▶ **YOUR TASK**:
If a record below holds a picture, drop the picture and copy everything else exactly.
* * * * * * *
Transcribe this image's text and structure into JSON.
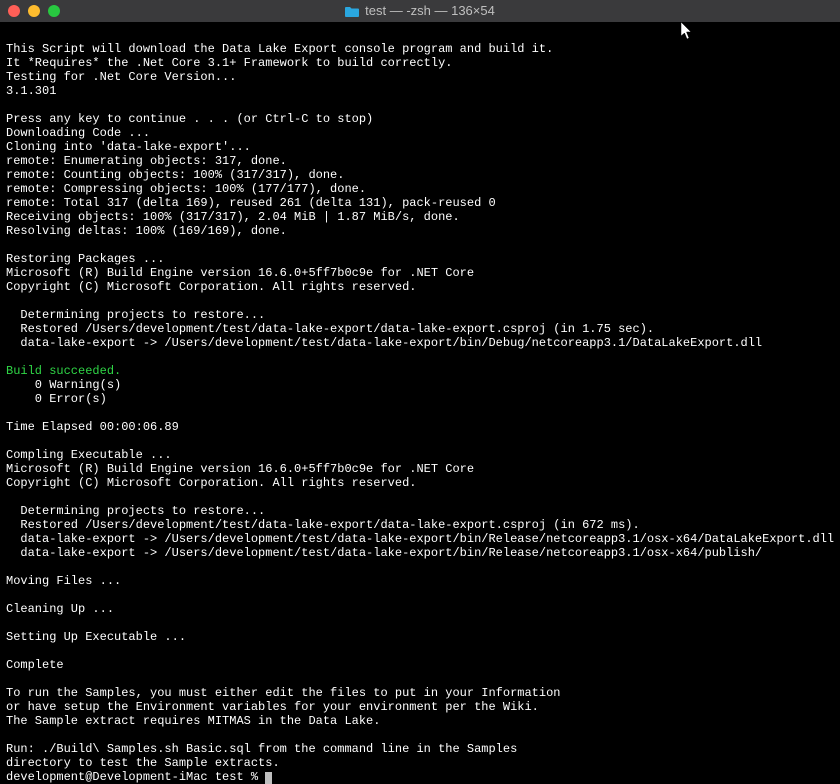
{
  "titlebar": {
    "title": "test — -zsh — 136×54"
  },
  "lines": [
    {
      "t": ""
    },
    {
      "t": "This Script will download the Data Lake Export console program and build it."
    },
    {
      "t": "It *Requires* the .Net Core 3.1+ Framework to build correctly."
    },
    {
      "t": "Testing for .Net Core Version..."
    },
    {
      "t": "3.1.301"
    },
    {
      "t": ""
    },
    {
      "t": "Press any key to continue . . . (or Ctrl-C to stop)"
    },
    {
      "t": "Downloading Code ..."
    },
    {
      "t": "Cloning into 'data-lake-export'..."
    },
    {
      "t": "remote: Enumerating objects: 317, done."
    },
    {
      "t": "remote: Counting objects: 100% (317/317), done."
    },
    {
      "t": "remote: Compressing objects: 100% (177/177), done."
    },
    {
      "t": "remote: Total 317 (delta 169), reused 261 (delta 131), pack-reused 0"
    },
    {
      "t": "Receiving objects: 100% (317/317), 2.04 MiB | 1.87 MiB/s, done."
    },
    {
      "t": "Resolving deltas: 100% (169/169), done."
    },
    {
      "t": ""
    },
    {
      "t": "Restoring Packages ..."
    },
    {
      "t": "Microsoft (R) Build Engine version 16.6.0+5ff7b0c9e for .NET Core"
    },
    {
      "t": "Copyright (C) Microsoft Corporation. All rights reserved."
    },
    {
      "t": ""
    },
    {
      "t": "  Determining projects to restore..."
    },
    {
      "t": "  Restored /Users/development/test/data-lake-export/data-lake-export.csproj (in 1.75 sec)."
    },
    {
      "t": "  data-lake-export -> /Users/development/test/data-lake-export/bin/Debug/netcoreapp3.1/DataLakeExport.dll"
    },
    {
      "t": ""
    },
    {
      "t": "Build succeeded.",
      "cls": "green"
    },
    {
      "t": "    0 Warning(s)"
    },
    {
      "t": "    0 Error(s)"
    },
    {
      "t": ""
    },
    {
      "t": "Time Elapsed 00:00:06.89"
    },
    {
      "t": ""
    },
    {
      "t": "Compling Executable ..."
    },
    {
      "t": "Microsoft (R) Build Engine version 16.6.0+5ff7b0c9e for .NET Core"
    },
    {
      "t": "Copyright (C) Microsoft Corporation. All rights reserved."
    },
    {
      "t": ""
    },
    {
      "t": "  Determining projects to restore..."
    },
    {
      "t": "  Restored /Users/development/test/data-lake-export/data-lake-export.csproj (in 672 ms)."
    },
    {
      "t": "  data-lake-export -> /Users/development/test/data-lake-export/bin/Release/netcoreapp3.1/osx-x64/DataLakeExport.dll"
    },
    {
      "t": "  data-lake-export -> /Users/development/test/data-lake-export/bin/Release/netcoreapp3.1/osx-x64/publish/"
    },
    {
      "t": ""
    },
    {
      "t": "Moving Files ..."
    },
    {
      "t": ""
    },
    {
      "t": "Cleaning Up ..."
    },
    {
      "t": ""
    },
    {
      "t": "Setting Up Executable ..."
    },
    {
      "t": ""
    },
    {
      "t": "Complete"
    },
    {
      "t": ""
    },
    {
      "t": "To run the Samples, you must either edit the files to put in your Information"
    },
    {
      "t": "or have setup the Environment variables for your environment per the Wiki."
    },
    {
      "t": "The Sample extract requires MITMAS in the Data Lake."
    },
    {
      "t": ""
    },
    {
      "t": "Run: ./Build\\ Samples.sh Basic.sql from the command line in the Samples"
    },
    {
      "t": "directory to test the Sample extracts."
    }
  ],
  "prompt": "development@Development-iMac test % "
}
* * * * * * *
▶ **YOUR RESPONSE**:
Transcribe this image's text and structure into JSON.
{
  "titlebar": {
    "title": "test — -zsh — 136×54"
  },
  "lines": [
    {
      "t": ""
    },
    {
      "t": "This Script will download the Data Lake Export console program and build it."
    },
    {
      "t": "It *Requires* the .Net Core 3.1+ Framework to build correctly."
    },
    {
      "t": "Testing for .Net Core Version..."
    },
    {
      "t": "3.1.301"
    },
    {
      "t": ""
    },
    {
      "t": "Press any key to continue . . . (or Ctrl-C to stop)"
    },
    {
      "t": "Downloading Code ..."
    },
    {
      "t": "Cloning into 'data-lake-export'..."
    },
    {
      "t": "remote: Enumerating objects: 317, done."
    },
    {
      "t": "remote: Counting objects: 100% (317/317), done."
    },
    {
      "t": "remote: Compressing objects: 100% (177/177), done."
    },
    {
      "t": "remote: Total 317 (delta 169), reused 261 (delta 131), pack-reused 0"
    },
    {
      "t": "Receiving objects: 100% (317/317), 2.04 MiB | 1.87 MiB/s, done."
    },
    {
      "t": "Resolving deltas: 100% (169/169), done."
    },
    {
      "t": ""
    },
    {
      "t": "Restoring Packages ..."
    },
    {
      "t": "Microsoft (R) Build Engine version 16.6.0+5ff7b0c9e for .NET Core"
    },
    {
      "t": "Copyright (C) Microsoft Corporation. All rights reserved."
    },
    {
      "t": ""
    },
    {
      "t": "  Determining projects to restore..."
    },
    {
      "t": "  Restored /Users/development/test/data-lake-export/data-lake-export.csproj (in 1.75 sec)."
    },
    {
      "t": "  data-lake-export -> /Users/development/test/data-lake-export/bin/Debug/netcoreapp3.1/DataLakeExport.dll"
    },
    {
      "t": ""
    },
    {
      "t": "Build succeeded.",
      "cls": "green"
    },
    {
      "t": "    0 Warning(s)"
    },
    {
      "t": "    0 Error(s)"
    },
    {
      "t": ""
    },
    {
      "t": "Time Elapsed 00:00:06.89"
    },
    {
      "t": ""
    },
    {
      "t": "Compling Executable ..."
    },
    {
      "t": "Microsoft (R) Build Engine version 16.6.0+5ff7b0c9e for .NET Core"
    },
    {
      "t": "Copyright (C) Microsoft Corporation. All rights reserved."
    },
    {
      "t": ""
    },
    {
      "t": "  Determining projects to restore..."
    },
    {
      "t": "  Restored /Users/development/test/data-lake-export/data-lake-export.csproj (in 672 ms)."
    },
    {
      "t": "  data-lake-export -> /Users/development/test/data-lake-export/bin/Release/netcoreapp3.1/osx-x64/DataLakeExport.dll"
    },
    {
      "t": "  data-lake-export -> /Users/development/test/data-lake-export/bin/Release/netcoreapp3.1/osx-x64/publish/"
    },
    {
      "t": ""
    },
    {
      "t": "Moving Files ..."
    },
    {
      "t": ""
    },
    {
      "t": "Cleaning Up ..."
    },
    {
      "t": ""
    },
    {
      "t": "Setting Up Executable ..."
    },
    {
      "t": ""
    },
    {
      "t": "Complete"
    },
    {
      "t": ""
    },
    {
      "t": "To run the Samples, you must either edit the files to put in your Information"
    },
    {
      "t": "or have setup the Environment variables for your environment per the Wiki."
    },
    {
      "t": "The Sample extract requires MITMAS in the Data Lake."
    },
    {
      "t": ""
    },
    {
      "t": "Run: ./Build\\ Samples.sh Basic.sql from the command line in the Samples"
    },
    {
      "t": "directory to test the Sample extracts."
    }
  ],
  "prompt": "development@Development-iMac test % "
}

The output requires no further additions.